> PROBLEM REQUIREMENTS:
The required answer is an exact copy of the records below, without pictures.
○ ○ ○
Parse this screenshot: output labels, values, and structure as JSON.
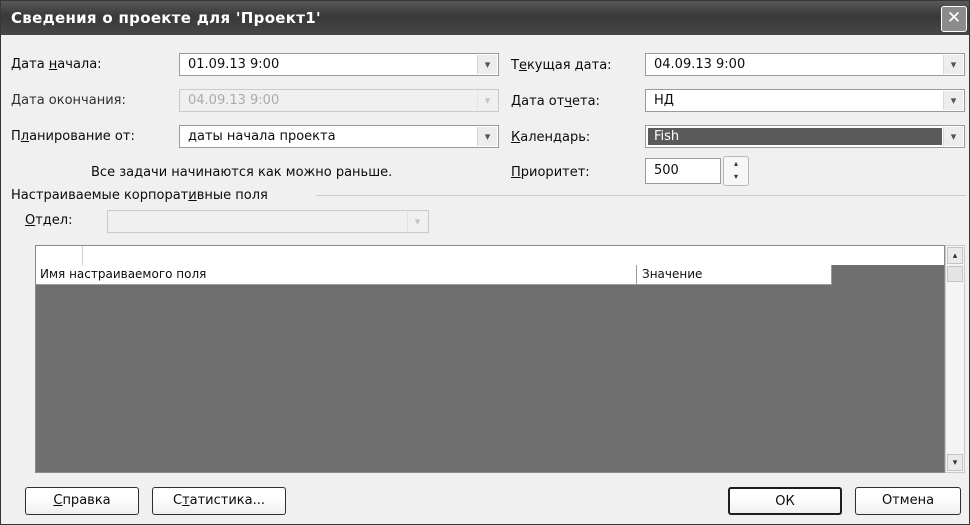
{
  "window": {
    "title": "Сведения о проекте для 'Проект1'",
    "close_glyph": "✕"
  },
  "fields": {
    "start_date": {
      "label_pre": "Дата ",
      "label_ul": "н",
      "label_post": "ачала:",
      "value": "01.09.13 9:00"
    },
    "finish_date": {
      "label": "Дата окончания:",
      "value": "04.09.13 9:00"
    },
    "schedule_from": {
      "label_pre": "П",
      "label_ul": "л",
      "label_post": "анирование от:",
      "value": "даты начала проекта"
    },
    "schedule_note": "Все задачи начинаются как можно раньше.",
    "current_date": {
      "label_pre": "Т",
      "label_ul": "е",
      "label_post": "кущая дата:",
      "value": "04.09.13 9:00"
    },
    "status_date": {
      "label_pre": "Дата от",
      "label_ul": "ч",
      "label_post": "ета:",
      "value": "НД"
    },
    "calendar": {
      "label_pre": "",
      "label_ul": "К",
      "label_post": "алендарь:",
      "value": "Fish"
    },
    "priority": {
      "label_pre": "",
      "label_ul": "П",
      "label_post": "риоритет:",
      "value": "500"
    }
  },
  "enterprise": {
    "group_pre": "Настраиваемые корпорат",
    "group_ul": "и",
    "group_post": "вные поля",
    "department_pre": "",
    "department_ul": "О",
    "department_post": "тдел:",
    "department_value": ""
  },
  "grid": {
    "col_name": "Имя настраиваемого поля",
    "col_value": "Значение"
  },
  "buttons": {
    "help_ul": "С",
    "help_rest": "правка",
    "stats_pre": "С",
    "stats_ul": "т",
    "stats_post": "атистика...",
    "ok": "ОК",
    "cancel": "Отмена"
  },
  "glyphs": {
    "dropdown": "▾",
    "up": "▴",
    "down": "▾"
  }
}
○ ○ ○
> OUTPUT BELOW:
Parse this screenshot: output labels, values, and structure as JSON.
{
  "window": {
    "title": "Сведения о проекте для 'Проект1'",
    "close_glyph": "✕"
  },
  "fields": {
    "start_date": {
      "label_pre": "Дата ",
      "label_ul": "н",
      "label_post": "ачала:",
      "value": "01.09.13 9:00"
    },
    "finish_date": {
      "label": "Дата окончания:",
      "value": "04.09.13 9:00"
    },
    "schedule_from": {
      "label_pre": "П",
      "label_ul": "л",
      "label_post": "анирование от:",
      "value": "даты начала проекта"
    },
    "schedule_note": "Все задачи начинаются как можно раньше.",
    "current_date": {
      "label_pre": "Т",
      "label_ul": "е",
      "label_post": "кущая дата:",
      "value": "04.09.13 9:00"
    },
    "status_date": {
      "label_pre": "Дата от",
      "label_ul": "ч",
      "label_post": "ета:",
      "value": "НД"
    },
    "calendar": {
      "label_pre": "",
      "label_ul": "К",
      "label_post": "алендарь:",
      "value": "Fish"
    },
    "priority": {
      "label_pre": "",
      "label_ul": "П",
      "label_post": "риоритет:",
      "value": "500"
    }
  },
  "enterprise": {
    "group_pre": "Настраиваемые корпорат",
    "group_ul": "и",
    "group_post": "вные поля",
    "department_pre": "",
    "department_ul": "О",
    "department_post": "тдел:",
    "department_value": ""
  },
  "grid": {
    "col_name": "Имя настраиваемого поля",
    "col_value": "Значение"
  },
  "buttons": {
    "help_ul": "С",
    "help_rest": "правка",
    "stats_pre": "С",
    "stats_ul": "т",
    "stats_post": "атистика...",
    "ok": "ОК",
    "cancel": "Отмена"
  },
  "glyphs": {
    "dropdown": "▾",
    "up": "▴",
    "down": "▾"
  }
}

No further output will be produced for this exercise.